Another common gym mistake is to think that going to the gym is enough to get fit. This is the person who sits on the exercise bike and reads a book, or who lifts some light weights and chats happily for several minutes between sets before moving on with barely a bead of sweat on their body.

The recommendation from the NHS is 150 hours of moderate activity plus two weekly strength sessions. We would go further and say that a healthy adult should be pushing themselves to do hard exercise rather than moderate activity. Push yourself to achieve more, lift more, run faster. The sense of accomplishment is as good for mental health as the activity is for physical health. Again, our personal trainers are on hand to help with this. If you have any health concerns, chat these through with a health professional before embarking on your fitness activities.

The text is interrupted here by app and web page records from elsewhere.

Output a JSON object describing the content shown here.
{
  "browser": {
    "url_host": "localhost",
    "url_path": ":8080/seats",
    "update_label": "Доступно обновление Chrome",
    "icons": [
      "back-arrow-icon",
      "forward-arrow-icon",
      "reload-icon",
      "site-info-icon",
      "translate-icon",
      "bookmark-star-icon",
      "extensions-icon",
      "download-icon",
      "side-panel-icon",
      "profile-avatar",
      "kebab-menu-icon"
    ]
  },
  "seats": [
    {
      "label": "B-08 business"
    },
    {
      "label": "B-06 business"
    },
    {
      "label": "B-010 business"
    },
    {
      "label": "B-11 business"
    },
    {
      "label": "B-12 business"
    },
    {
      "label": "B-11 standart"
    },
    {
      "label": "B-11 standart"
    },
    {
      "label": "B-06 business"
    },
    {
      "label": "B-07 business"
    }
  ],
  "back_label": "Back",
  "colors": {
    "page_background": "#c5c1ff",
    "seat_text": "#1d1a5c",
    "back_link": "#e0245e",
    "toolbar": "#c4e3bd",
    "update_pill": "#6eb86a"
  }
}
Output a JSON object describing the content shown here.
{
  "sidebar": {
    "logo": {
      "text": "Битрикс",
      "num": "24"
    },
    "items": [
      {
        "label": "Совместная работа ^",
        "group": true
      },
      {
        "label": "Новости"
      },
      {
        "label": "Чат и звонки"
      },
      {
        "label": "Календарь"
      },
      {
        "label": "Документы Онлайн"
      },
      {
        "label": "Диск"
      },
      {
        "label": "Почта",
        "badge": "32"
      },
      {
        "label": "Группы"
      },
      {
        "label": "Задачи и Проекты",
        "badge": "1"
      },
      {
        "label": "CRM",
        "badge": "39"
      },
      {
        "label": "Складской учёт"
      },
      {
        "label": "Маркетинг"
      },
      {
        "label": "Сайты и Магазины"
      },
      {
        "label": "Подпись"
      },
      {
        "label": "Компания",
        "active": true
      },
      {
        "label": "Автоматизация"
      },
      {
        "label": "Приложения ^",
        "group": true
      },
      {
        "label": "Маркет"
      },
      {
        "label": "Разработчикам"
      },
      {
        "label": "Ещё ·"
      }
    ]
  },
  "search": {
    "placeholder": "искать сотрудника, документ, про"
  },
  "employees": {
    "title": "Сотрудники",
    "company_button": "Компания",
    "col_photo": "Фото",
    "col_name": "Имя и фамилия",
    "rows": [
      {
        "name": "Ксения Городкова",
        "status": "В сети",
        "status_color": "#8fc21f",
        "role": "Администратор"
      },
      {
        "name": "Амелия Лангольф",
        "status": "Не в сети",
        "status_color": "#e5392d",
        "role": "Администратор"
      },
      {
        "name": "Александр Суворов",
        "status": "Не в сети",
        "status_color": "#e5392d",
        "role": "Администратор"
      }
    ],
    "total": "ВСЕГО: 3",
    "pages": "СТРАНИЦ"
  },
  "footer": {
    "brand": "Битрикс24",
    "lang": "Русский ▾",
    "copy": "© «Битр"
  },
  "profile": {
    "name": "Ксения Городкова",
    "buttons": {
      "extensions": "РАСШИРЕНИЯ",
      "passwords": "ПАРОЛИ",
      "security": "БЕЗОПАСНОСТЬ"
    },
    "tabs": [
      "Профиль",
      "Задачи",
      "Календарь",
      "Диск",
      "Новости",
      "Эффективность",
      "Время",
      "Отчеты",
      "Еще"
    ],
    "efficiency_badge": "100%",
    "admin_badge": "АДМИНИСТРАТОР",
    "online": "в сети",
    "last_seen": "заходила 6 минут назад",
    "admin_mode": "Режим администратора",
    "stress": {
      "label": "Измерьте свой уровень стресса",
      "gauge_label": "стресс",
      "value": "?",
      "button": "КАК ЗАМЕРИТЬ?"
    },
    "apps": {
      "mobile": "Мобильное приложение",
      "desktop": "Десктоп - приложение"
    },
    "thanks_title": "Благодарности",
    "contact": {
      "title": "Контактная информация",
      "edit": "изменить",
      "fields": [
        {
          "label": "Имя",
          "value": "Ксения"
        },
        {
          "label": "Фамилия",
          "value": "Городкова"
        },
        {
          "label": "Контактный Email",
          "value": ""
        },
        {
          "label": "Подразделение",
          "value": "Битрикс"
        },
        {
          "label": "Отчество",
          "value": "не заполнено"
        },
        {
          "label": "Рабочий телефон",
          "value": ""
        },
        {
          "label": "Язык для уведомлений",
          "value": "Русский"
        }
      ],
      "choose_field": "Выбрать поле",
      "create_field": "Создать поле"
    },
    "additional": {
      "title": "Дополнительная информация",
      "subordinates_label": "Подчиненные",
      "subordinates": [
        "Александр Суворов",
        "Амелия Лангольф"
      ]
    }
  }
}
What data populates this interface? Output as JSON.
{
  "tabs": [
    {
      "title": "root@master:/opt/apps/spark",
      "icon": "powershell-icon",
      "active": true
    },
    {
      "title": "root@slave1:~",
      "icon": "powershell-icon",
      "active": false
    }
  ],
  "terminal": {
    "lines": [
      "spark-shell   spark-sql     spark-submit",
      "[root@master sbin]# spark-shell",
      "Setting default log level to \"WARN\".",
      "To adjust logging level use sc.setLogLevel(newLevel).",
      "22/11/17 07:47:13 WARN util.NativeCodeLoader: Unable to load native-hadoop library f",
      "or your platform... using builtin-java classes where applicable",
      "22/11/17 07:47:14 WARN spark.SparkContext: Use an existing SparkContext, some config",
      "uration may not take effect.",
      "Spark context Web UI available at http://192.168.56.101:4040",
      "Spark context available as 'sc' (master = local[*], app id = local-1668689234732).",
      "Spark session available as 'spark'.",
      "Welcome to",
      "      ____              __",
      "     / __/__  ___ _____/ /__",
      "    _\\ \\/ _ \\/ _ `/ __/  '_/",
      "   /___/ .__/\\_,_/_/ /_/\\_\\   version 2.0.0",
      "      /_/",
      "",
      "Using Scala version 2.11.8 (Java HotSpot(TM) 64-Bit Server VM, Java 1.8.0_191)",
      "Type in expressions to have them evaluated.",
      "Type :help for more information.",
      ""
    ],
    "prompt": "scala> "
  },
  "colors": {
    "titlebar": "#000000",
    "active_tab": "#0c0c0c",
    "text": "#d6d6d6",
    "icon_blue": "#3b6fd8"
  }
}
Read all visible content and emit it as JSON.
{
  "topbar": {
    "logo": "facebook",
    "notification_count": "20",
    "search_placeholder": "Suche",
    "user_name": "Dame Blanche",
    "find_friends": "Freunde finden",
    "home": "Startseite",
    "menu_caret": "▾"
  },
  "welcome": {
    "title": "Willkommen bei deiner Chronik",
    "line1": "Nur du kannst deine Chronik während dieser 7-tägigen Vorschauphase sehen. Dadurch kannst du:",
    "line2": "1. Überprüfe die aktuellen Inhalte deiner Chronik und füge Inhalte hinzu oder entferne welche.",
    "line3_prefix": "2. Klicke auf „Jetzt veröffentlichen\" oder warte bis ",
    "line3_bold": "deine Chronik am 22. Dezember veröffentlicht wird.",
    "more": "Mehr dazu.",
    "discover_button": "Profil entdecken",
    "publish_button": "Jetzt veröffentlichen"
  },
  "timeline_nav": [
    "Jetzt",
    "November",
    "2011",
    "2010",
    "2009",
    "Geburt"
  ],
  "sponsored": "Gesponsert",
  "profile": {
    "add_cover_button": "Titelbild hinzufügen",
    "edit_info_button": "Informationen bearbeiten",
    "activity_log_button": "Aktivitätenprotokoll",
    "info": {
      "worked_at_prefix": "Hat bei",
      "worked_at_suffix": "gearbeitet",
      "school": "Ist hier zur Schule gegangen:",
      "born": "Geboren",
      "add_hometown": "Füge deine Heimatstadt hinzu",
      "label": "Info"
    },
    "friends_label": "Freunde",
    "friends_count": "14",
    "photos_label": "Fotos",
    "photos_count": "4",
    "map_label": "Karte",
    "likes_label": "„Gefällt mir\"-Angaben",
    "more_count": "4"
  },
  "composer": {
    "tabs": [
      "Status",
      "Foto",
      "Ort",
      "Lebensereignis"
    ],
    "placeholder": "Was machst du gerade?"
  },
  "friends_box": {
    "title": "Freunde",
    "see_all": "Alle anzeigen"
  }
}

A common gym mistake – all the gear…

You have all heard the phase “all the gear and no idea”. We don’t think that turning up in the gym for a workout in the latest gym fashion-wear guarantees a good workout. You actually don’t need the latest, most expensive sweat-wicking gear to do an effective workout. A t-shirt, shorts/leggings, socks and good trainers are all you need to get started. Of all the gym kit, it is the footwear that should be the gear you invest in the most.

Ask yourself ‘why?’

Why you go to the gym is a big factor in what you gain from your session. In the gyms, as in life, it is a good idea to ask yourself: What am I doing here? For some people it is to get fit, for others it is to develop new social circles with like-minded people. It might be for psychological reasons – to let off steam or release stress. Whatever your reason, make sure you tap into that motivation and align it with goals that suit your needs. If you are looking to increase your social circle, maybe join classes or seek an exercise buddy. If the aim is to get fitter, you could enter an event such as a 5k run and then train towards it. Match goals and actions to your initial motivation.

50 plus fitness class

Find your fitness zone

Finally, go at your own pace. This works both ways. We would advise people looking to add more exercise into their lifestyle to do a health check first. But don’t allow barriers to crop up unnecessarily. For example, people with disabilities are often told what they cannot do. We would like the message to be more about what they can do. Likewise, older people in the gym are equally capable of training at a high intensity as a younger person. It is a case of finding the exercise routine that works for you.